44 Penalties at the Time of an Incident
44.1 Taking a Penalty
A boat may take a Two-Turns Penalty when she may have broken a rule of Part 2 while racing or a One-Turn Penalty when she may have broken rule 31. Sailing instructions may specify the use of the Scoring Penalty or some other penalty. However,
(a) when a boat may have broken a rule of Part 2 and rule 31 in the same incident she need not take the penalty for breaking rule 31;
(b) if the boat caused injury or serious damage or gained a significant advantage in the race or series by her breach her penalty shall be to retire.

44.2 One-Turn and Two-Turns Penalties
After getting well clear of other boats as soon after the incident as possible, a boat takes a One-Turn or Two-
Turns Penalty by promptly making the required number of turns in the same direction, each turn including one tack and one gybe. When a boat takes the penalty at or near the finishing line, she shall return completely to the course side of the line before finishing.
Former rule 31.2 is now part of rule 44 (above). Pretty straightforward, this! You can (under most circumstances!) exonerate yourself for hitting a mark by doing a prompt penalty turn - always remembering that rule 21 requires you to keep clear of any boats not doing turns. You can do the penalty turn by sailing a circle around the mark or not - as you see fit - so long as the turn is done “as soon as possible”.

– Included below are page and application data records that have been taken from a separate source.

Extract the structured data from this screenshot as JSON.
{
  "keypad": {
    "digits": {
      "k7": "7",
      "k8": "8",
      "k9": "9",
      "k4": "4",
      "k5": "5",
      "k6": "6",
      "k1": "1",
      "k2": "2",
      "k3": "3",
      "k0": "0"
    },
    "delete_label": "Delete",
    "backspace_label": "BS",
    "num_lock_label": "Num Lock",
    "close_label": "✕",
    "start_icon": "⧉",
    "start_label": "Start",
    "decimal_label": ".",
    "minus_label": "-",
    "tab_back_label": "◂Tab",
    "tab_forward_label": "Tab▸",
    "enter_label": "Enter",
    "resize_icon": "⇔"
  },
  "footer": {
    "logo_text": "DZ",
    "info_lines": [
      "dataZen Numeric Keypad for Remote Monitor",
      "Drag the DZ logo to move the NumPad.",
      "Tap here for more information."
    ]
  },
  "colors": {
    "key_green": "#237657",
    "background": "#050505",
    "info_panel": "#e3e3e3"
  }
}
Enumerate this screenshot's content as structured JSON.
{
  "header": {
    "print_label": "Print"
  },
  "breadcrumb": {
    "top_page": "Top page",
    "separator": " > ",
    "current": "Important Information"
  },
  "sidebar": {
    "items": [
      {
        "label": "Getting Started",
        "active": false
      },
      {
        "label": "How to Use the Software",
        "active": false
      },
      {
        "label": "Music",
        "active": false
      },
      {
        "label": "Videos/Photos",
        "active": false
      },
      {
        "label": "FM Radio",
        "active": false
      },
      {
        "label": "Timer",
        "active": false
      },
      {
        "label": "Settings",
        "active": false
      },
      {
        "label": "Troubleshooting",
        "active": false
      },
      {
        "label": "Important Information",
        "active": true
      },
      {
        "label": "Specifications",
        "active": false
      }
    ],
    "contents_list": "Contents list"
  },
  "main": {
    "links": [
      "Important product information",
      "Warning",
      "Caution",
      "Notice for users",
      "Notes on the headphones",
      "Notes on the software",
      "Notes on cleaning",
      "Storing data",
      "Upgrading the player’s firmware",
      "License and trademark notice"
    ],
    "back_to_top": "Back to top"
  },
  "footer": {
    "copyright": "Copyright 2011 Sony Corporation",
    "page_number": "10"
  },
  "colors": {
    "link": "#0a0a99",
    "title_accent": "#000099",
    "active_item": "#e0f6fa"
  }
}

If you hit a finish mark, you can also just gybe around it, tack back onto your original tack on which you hit the mark, and finish. This takes care of the part which says "she shall sail completely to the course side of the line before finishing".

Note that rule 44.1(a) points out that if a boat breaks "a rule of Part 2 and rule 31 in the same incident she need not take the penalty for breaking rule 31". In so many words, one penalty per incident is all you need to do.

Instead of a picture (which I don't have and which wouldn't help very much!) may I suggest you do as I say not as I do: Don't get so upset - especially in a blow - at having to do a turn or two, that you rip the boat around so fast and in such a rage that you capsize or swamp the boat (as I have done).

Tip: Most people find it faster to gybe first (rather than tacking) when initiating a penalty turn.
In my experience, we Wayfarers always seem to have the Two-Turns Penalty available to us - except of course if a foul causes injury or serious damage. I have yet to see a situation where the "significant advantage" has applied. I suppose it would apply if a boat came in to the windward mark on port, faced an endless parade of starboard tackers and decided to butt in and take a penalty that might cost her a lot less than waiting for 20 boats to go by?

Three minutes before the start. If Leif Trier Jensen (W8420, port tack) fouls Mogens Just (W4645) here, Leif can do a Two-Turns Penalty to exonerate himself (unless he caused injury or serious damage). He can - must in fact - immediately sail well clear of all other boats and do his turns. With luck, he'll have the turns completed in time to still have a go at a good start.